Anyway, it’s Advent, so a Christmas song from Sissel is always in order. I’ve probably posted some version of this before, but I think I’ve run out of new Sissel Christmas stuff. She bears repetition. This is one she’s recorded and performed many times. The title, “Mitt Hjerte Altid Vanker” means, “My heart always returns.” The singer is saying she constantly turns her thoughts back to Christ and His birth. I like this arrangement, which incorporates a theme from Edvard Grieg in the bridge. This recording was done in Iceland.
“We want literature to take over the streets and conquer public spaces, freely offering those passersby a traffic-free place which, for some hours, will succumb to the humble power of the written word.”
They laid down this artistic installation on one of the city’s busiest streets.
“Thus, a city area which is typically reserved for speed, pollution and noise, will become, for one night, a place for quietness, calm and coexistance illuminated by the vague, soft light coming out of the lighted pages.”
During the exhibit, people walked on the books, took pictures of themselves on the books, and took most of the books home with them. I don’t know whether Toronto’s traffic congestion has changed since receiving this smite from the humble word.
“Literature,” writes Caleb Griego, an editor for The Heights, the student newspaper of Boston College, “seems to soothe the discontents of the mind. Reading allows for us to come away from our own loneliness and relish in the solidarity of it with another. Our alienation is both the cause of anguish and the remedy to it.”
“We train as researchers but spend our days managing the emotions of late adolescents, haggling over budgets, and figuring out how to use Moodle’s gradebook,” writes Jonathan Malesic, who used to teach at King’s College in Wilkes-Barre, Pennsylvania, before he burned out.
“Eventually, I came to dread every class meeting.”
Chronic dislocation produces the three main components of burnout: exhaustion, cynicism, and a sense of professional ineffectiveness. Burned-out professors, then, are people who cannot muster the strength to do the intellectual labor of their job, who see students as problems, and who feel their work has no positive effect.
Introverted teachers and students appear to be at greater risk for burnout in increasingly social learning environments. English teacher Michael Godsey tells this story:

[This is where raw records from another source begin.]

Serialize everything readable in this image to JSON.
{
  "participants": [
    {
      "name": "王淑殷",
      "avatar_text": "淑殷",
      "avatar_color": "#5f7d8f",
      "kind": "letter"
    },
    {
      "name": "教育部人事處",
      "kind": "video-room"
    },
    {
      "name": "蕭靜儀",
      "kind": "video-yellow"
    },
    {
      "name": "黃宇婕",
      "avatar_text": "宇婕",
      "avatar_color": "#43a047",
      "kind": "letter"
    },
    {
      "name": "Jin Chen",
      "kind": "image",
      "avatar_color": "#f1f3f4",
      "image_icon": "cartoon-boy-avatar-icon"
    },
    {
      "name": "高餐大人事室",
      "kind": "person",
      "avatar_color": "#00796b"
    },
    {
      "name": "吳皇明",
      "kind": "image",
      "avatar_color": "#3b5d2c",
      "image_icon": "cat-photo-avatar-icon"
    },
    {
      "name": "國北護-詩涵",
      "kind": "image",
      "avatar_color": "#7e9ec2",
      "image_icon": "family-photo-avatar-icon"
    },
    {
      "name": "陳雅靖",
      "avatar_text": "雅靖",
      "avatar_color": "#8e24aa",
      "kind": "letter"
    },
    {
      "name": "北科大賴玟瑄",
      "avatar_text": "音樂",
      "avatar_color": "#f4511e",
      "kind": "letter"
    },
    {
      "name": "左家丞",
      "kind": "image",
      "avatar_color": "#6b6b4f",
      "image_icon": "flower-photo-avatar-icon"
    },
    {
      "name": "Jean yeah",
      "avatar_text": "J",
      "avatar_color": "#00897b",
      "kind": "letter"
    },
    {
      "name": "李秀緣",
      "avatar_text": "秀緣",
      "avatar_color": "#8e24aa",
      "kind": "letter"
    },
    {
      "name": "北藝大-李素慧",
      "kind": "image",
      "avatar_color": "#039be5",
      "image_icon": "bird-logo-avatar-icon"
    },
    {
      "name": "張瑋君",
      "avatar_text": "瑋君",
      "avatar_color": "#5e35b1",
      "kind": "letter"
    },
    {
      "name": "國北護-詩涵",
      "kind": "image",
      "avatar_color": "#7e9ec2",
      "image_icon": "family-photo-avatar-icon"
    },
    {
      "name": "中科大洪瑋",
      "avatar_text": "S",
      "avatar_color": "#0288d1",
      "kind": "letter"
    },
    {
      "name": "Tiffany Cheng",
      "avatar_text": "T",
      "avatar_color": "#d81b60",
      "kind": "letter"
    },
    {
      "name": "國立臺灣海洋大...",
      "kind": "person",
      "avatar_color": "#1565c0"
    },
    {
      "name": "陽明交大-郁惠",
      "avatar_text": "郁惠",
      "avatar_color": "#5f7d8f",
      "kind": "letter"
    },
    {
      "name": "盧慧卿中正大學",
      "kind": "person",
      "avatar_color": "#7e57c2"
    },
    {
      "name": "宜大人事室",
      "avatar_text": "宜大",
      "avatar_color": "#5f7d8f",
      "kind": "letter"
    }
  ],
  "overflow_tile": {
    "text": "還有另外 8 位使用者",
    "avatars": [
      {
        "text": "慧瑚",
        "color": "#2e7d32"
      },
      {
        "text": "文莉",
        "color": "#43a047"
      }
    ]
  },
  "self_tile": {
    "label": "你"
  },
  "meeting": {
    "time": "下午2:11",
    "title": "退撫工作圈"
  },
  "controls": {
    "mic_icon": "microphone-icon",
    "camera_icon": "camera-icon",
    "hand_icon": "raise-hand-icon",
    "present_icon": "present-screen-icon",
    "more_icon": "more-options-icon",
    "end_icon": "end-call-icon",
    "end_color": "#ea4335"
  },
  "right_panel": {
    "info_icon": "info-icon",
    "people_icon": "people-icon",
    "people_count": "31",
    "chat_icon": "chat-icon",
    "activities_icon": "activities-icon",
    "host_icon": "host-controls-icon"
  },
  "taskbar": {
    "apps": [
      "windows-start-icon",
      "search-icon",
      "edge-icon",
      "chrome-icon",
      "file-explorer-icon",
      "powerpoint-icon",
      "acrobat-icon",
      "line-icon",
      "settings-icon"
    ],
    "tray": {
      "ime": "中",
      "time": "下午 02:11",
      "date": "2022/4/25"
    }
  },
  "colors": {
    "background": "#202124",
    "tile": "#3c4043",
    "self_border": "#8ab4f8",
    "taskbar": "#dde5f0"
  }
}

After 11 years of teaching English at a public high school, Ken Lovgren left the profession, mostly because he was drained by the insistent emphasis on collaboration and group work. Engaging in a classroom that was “so demanding in terms of social interaction” made it difficult for him to find quiet space to decompress and reflect. “The endless barrage of ‘professional learning community’ meetings left me little energy for meaningful interaction with my kids,” he told me.